The next morning you can walk up, this will take about 1 hour to 1.5 hours depending on your condition and acclimatisation. The gates open at 6 am. Walk from town via the same road the busses take to maccu pichu. You walk past the parking lot of the busses, cross a bridge and after the sign to the museum (don’t take that path) look for a path up. Probably you’re not the only one going up early in the morning, so follow the other flashlights. It’s a clear path no trouble following it after you found it. Not enough walking? Walk up to Huayna Piccu (gates open at 7 am) and after that to the Temple of the Moon(caves). After a nice day of walking (up) you can walk back to Aguas Calientes.

The way back from Machu Picchu

Via Aguas Calientes (Km110), Km104, Km88, Km82, Ollantaytambo, Cuzco

Next day you start walking along the railwaytrack. Start early, it will be a long day. First the path next to the railway track is a nice path but after a couple of km, after the helicopter landing place you have to walk on the track.
Just look around you and you will see Inca terrases and ruins. You pass another
hidroelectrico and at km104 there will be “Macchu Pichu police” This is the begin point of the 2 day Inca trail. We had no problem and could continue our walk.
Around Km96-94 you will find a kind of trainstation where you can shelter in case of rain and or have lunch.
Around Km90 start looking for Inca trails, the main one will be on the left side.
Km88 is another “Macchu Pichu police” point. On the other side you will see a lot of Inca
ruins but you’re not allowed to cross the bridge unless you arranged some tickets in Cuzco.
At Km85 and a few km further you will find some ruins not on the map, Qanabamba and Salapunku. Around here there are good camping places.
At Km82 there are a lot of empty tourist busses going back to Ollantaytambo, Cuzco after
delivering the Inca-trail people.

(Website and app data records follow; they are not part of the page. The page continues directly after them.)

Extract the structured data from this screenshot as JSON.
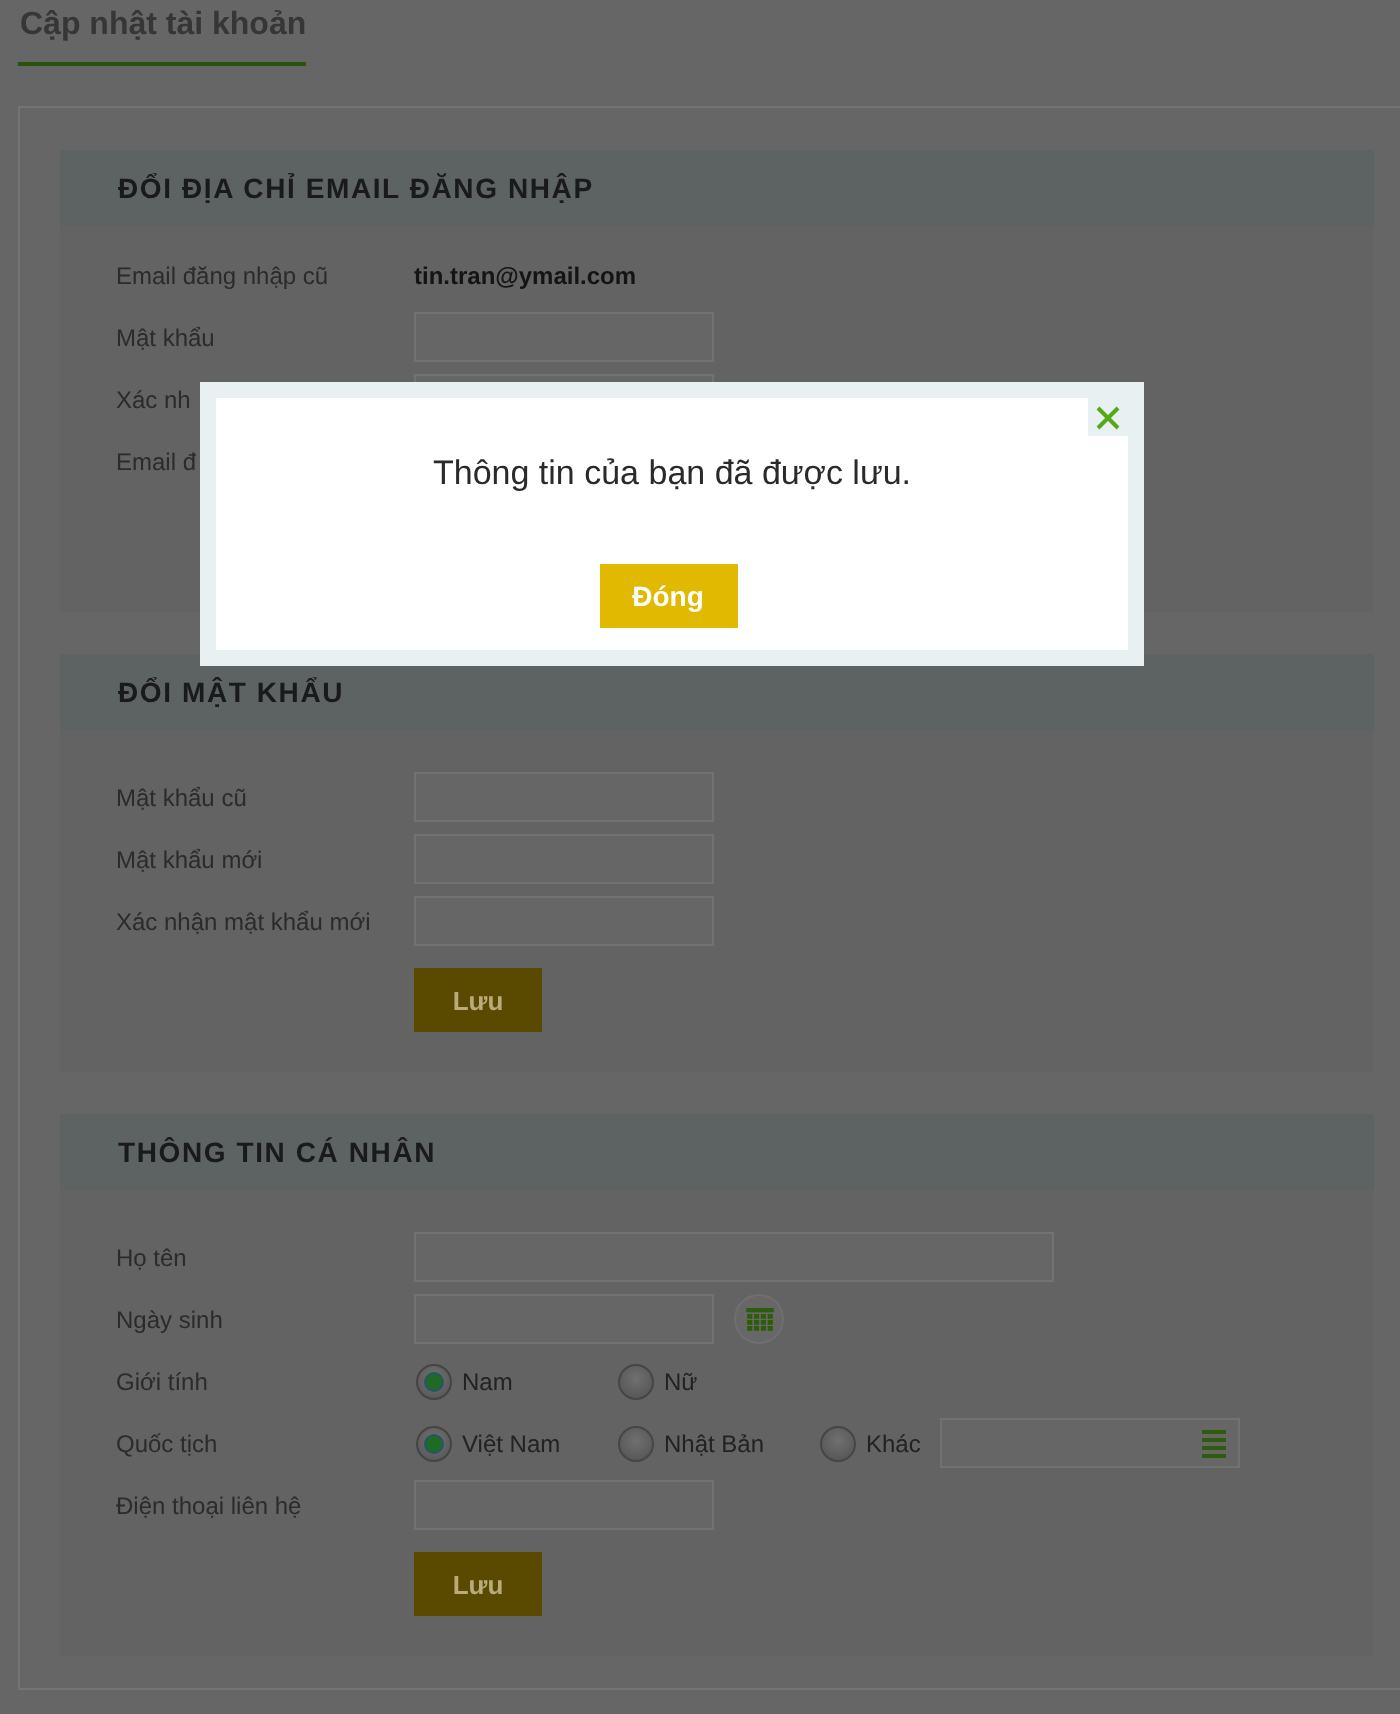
{
  "page_title": "Cập nhật tài khoản",
  "sections": [
    {
      "title": "ĐỔI ĐỊA CHỈ EMAIL ĐĂNG NHẬP",
      "rows": [
        {
          "kind": "value",
          "label": "Email đăng nhập cũ",
          "value": "tin.tran@ymail.com"
        },
        {
          "kind": "input",
          "label": "Mật khẩu"
        },
        {
          "kind": "input",
          "label": "Xác nh"
        },
        {
          "kind": "label",
          "label": "Email đ"
        }
      ]
    },
    {
      "title": "ĐỔI MẬT KHẨU",
      "rows": [
        {
          "kind": "input",
          "label": "Mật khẩu cũ"
        },
        {
          "kind": "input",
          "label": "Mật khẩu mới"
        },
        {
          "kind": "input",
          "label": "Xác nhận mật khẩu mới"
        }
      ],
      "button": "Lưu"
    },
    {
      "title": "THÔNG TIN CÁ NHÂN",
      "rows": [
        {
          "kind": "wide",
          "label": "Họ tên"
        },
        {
          "kind": "date",
          "label": "Ngày sinh"
        },
        {
          "kind": "radio",
          "label": "Giới tính",
          "options": [
            {
              "kind": "plain",
              "label": "Nam",
              "selected": true
            },
            {
              "kind": "plain",
              "label": "Nữ",
              "selected": false
            }
          ]
        },
        {
          "kind": "radio",
          "label": "Quốc tịch",
          "options": [
            {
              "kind": "plain",
              "label": "Việt Nam",
              "selected": true
            },
            {
              "kind": "plain",
              "label": "Nhật Bản",
              "selected": false
            },
            {
              "kind": "other",
              "label": "Khác",
              "selected": false
            }
          ]
        },
        {
          "kind": "input",
          "label": "Điện thoại liên hệ"
        }
      ],
      "button": "Lưu"
    }
  ],
  "dialog": {
    "message": "Thông tin của bạn đã được lưu.",
    "button": "Đóng"
  }
}
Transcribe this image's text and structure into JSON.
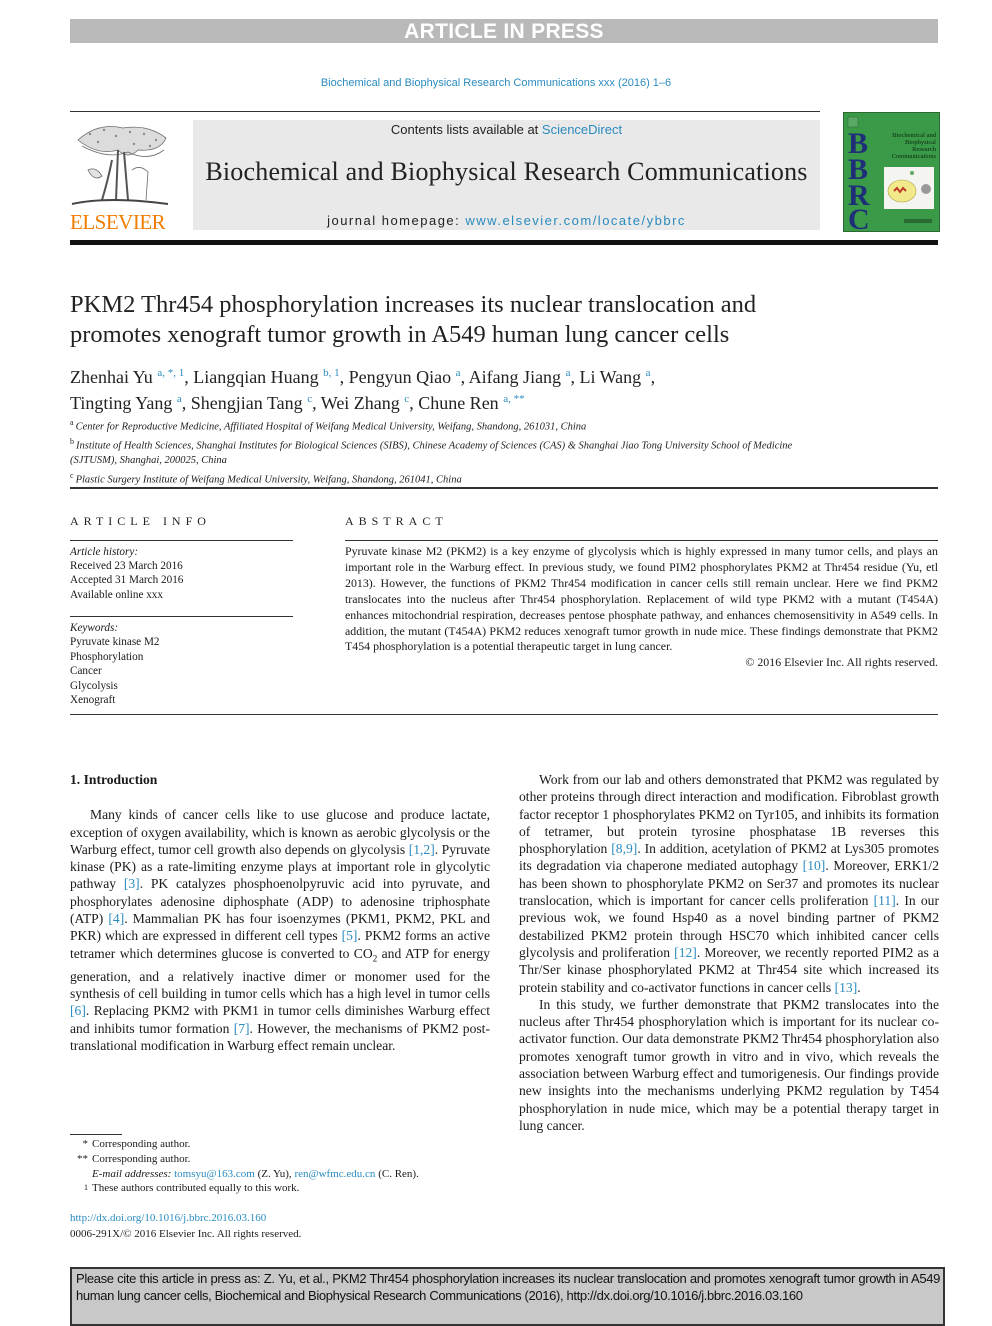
{
  "banner": "ARTICLE IN PRESS",
  "journal_ref": "Biochemical and Biophysical Research Communications xxx (2016) 1–6",
  "header": {
    "contents_prefix": "Contents lists available at ",
    "contents_link": "ScienceDirect",
    "journal_title": "Biochemical and Biophysical Research Communications",
    "homepage_prefix": "journal homepage: ",
    "homepage_link": "www.elsevier.com/locate/ybbrc",
    "publisher_logo": "ELSEVIER",
    "cover": {
      "letters": [
        "B",
        "B",
        "R",
        "C"
      ],
      "title_lines": [
        "Biochemical and",
        "Biophysical",
        "Research",
        "Communications"
      ]
    },
    "colors": {
      "link": "#2a8bbf",
      "elsevier_orange": "#f07d00",
      "cover_green": "#3a9a48",
      "cover_letters": "#1e2f78"
    }
  },
  "article": {
    "title_line1": "PKM2 Thr454 phosphorylation increases its nuclear translocation and",
    "title_line2": "promotes xenograft tumor growth in A549 human lung cancer cells",
    "authors": [
      {
        "name": "Zhenhai Yu",
        "sup": "a, *, 1",
        "sep": ", "
      },
      {
        "name": "Liangqian Huang",
        "sup": "b, 1",
        "sep": ", "
      },
      {
        "name": "Pengyun Qiao",
        "sup": "a",
        "sep": ", "
      },
      {
        "name": "Aifang Jiang",
        "sup": "a",
        "sep": ", "
      },
      {
        "name": "Li Wang",
        "sup": "a",
        "sep": ","
      },
      {
        "name": "Tingting Yang",
        "sup": "a",
        "sep": ", "
      },
      {
        "name": "Shengjian Tang",
        "sup": "c",
        "sep": ", "
      },
      {
        "name": "Wei Zhang",
        "sup": "c",
        "sep": ", "
      },
      {
        "name": "Chune Ren",
        "sup": "a, **",
        "sep": ""
      }
    ],
    "affiliations": [
      {
        "label": "a",
        "text": "Center for Reproductive Medicine, Affiliated Hospital of Weifang Medical University, Weifang, Shandong, 261031, China"
      },
      {
        "label": "b",
        "text": "Institute of Health Sciences, Shanghai Institutes for Biological Sciences (SIBS), Chinese Academy of Sciences (CAS) & Shanghai Jiao Tong University School of Medicine (SJTUSM), Shanghai, 200025, China"
      },
      {
        "label": "c",
        "text": "Plastic Surgery Institute of Weifang Medical University, Weifang, Shandong, 261041, China"
      }
    ]
  },
  "article_info": {
    "heading": "ARTICLE INFO",
    "history_label": "Article history:",
    "history": [
      "Received 23 March 2016",
      "Accepted 31 March 2016",
      "Available online xxx"
    ],
    "keywords_label": "Keywords:",
    "keywords": [
      "Pyruvate kinase M2",
      "Phosphorylation",
      "Cancer",
      "Glycolysis",
      "Xenograft"
    ]
  },
  "abstract": {
    "heading": "ABSTRACT",
    "text": "Pyruvate kinase M2 (PKM2) is a key enzyme of glycolysis which is highly expressed in many tumor cells, and plays an important role in the Warburg effect. In previous study, we found PIM2 phosphorylates PKM2 at Thr454 residue (Yu, etl 2013). However, the functions of PKM2 Thr454 modification in cancer cells still remain unclear. Here we find PKM2 translocates into the nucleus after Thr454 phosphorylation. Replacement of wild type PKM2 with a mutant (T454A) enhances mitochondrial respiration, decreases pentose phosphate pathway, and enhances chemosensitivity in A549 cells. In addition, the mutant (T454A) PKM2 reduces xenograft tumor growth in nude mice. These findings demonstrate that PKM2 T454 phosphorylation is a potential therapeutic target in lung cancer.",
    "copyright": "© 2016 Elsevier Inc. All rights reserved."
  },
  "body": {
    "section_heading": "1.  Introduction",
    "left_paragraphs": [
      [
        {
          "t": "Many kinds of cancer cells like to use glucose and produce lactate, exception of oxygen availability, which is known as aerobic glycolysis or the Warburg effect, tumor cell growth also depends on glycolysis "
        },
        {
          "r": "[1,2]"
        },
        {
          "t": ". Pyruvate kinase (PK) as a rate-limiting enzyme plays at important role in glycolytic pathway "
        },
        {
          "r": "[3]"
        },
        {
          "t": ". PK catalyzes phosphoenolpyruvic acid into pyruvate, and phosphorylates adenosine diphosphate (ADP) to adenosine triphosphate (ATP) "
        },
        {
          "r": "[4]"
        },
        {
          "t": ". Mammalian PK has four isoenzymes (PKM1, PKM2, PKL and PKR) which are expressed in different cell types "
        },
        {
          "r": "[5]"
        },
        {
          "t": ". PKM2 forms an active tetramer which determines glucose is converted to CO"
        },
        {
          "sub": "2"
        },
        {
          "t": " and ATP for energy generation, and a relatively inactive dimer or monomer used for the synthesis of cell building in tumor cells which has a high level in tumor cells "
        },
        {
          "r": "[6]"
        },
        {
          "t": ". Replacing PKM2 with PKM1 in tumor cells diminishes Warburg effect and inhibits tumor formation "
        },
        {
          "r": "[7]"
        },
        {
          "t": ". However, the mechanisms of PKM2 post-translational modification in Warburg effect remain unclear."
        }
      ]
    ],
    "right_paragraphs": [
      [
        {
          "t": "Work from our lab and others demonstrated that PKM2 was regulated by other proteins through direct interaction and modification. Fibroblast growth factor receptor 1 phosphorylates PKM2 on Tyr105, and inhibits its formation of tetramer, but protein tyrosine phosphatase 1B reverses this phosphorylation "
        },
        {
          "r": "[8,9]"
        },
        {
          "t": ". In addition, acetylation of PKM2 at Lys305 promotes its degradation via chaperone mediated autophagy "
        },
        {
          "r": "[10]"
        },
        {
          "t": ". Moreover, ERK1/2 has been shown to phosphorylate PKM2 on Ser37 and promotes its nuclear translocation, which is important for cancer cells proliferation "
        },
        {
          "r": "[11]"
        },
        {
          "t": ". In our previous wok, we found Hsp40 as a novel binding partner of PKM2 destabilized PKM2 protein through HSC70 which inhibited cancer cells glycolysis and proliferation "
        },
        {
          "r": "[12]"
        },
        {
          "t": ". Moreover, we recently reported PIM2 as a Thr/Ser kinase phosphorylated PKM2 at Thr454 site which increased its protein stability and co-activator functions in cancer cells "
        },
        {
          "r": "[13]"
        },
        {
          "t": "."
        }
      ],
      [
        {
          "t": "In this study, we further demonstrate that PKM2 translocates into the nucleus after Thr454 phosphorylation which is important for its nuclear co-activator function. Our data demonstrate PKM2 Thr454 phosphorylation also promotes xenograft tumor growth in vitro and in vivo, which reveals the association between Warburg effect and tumorigenesis. Our findings provide new insights into the mechanisms underlying PKM2 regulation by T454 phosphorylation in nude mice, which may be a potential therapy target in lung cancer."
        }
      ]
    ]
  },
  "footnotes": {
    "corr1_mark": "*",
    "corr1_text": "Corresponding author.",
    "corr2_mark": "**",
    "corr2_text": "Corresponding author.",
    "email_label": "E-mail addresses:",
    "email1": "tomsyu@163.com",
    "email1_owner": " (Z. Yu), ",
    "email2": "ren@wfmc.edu.cn",
    "email2_owner": " (C. Ren).",
    "equal_mark": "1",
    "equal_text": "These authors contributed equally to this work."
  },
  "doi": {
    "link": "http://dx.doi.org/10.1016/j.bbrc.2016.03.160",
    "issn_line": "0006-291X/© 2016 Elsevier Inc. All rights reserved."
  },
  "citation_box": "Please cite this article in press as: Z. Yu, et al., PKM2 Thr454 phosphorylation increases its nuclear translocation and promotes xenograft tumor growth in A549 human lung cancer cells, Biochemical and Biophysical Research Communications (2016), http://dx.doi.org/10.1016/j.bbrc.2016.03.160"
}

Km90 till Km82 is the nicest part from the track. After that, you can continue walking, all the way to Ollantaytambo, but for 1 SOL pp we took a bus. Also good to know, if you want to walk it in 1 long day and at 14:00 there will be a bus to Ollantaytambo, so if you want to catch this one start early, and expect to walk 4km/h (sounds easy, but with campinggear and walking on the traintracks, it ain’t easy!).

Have fun!
Bas and Eelco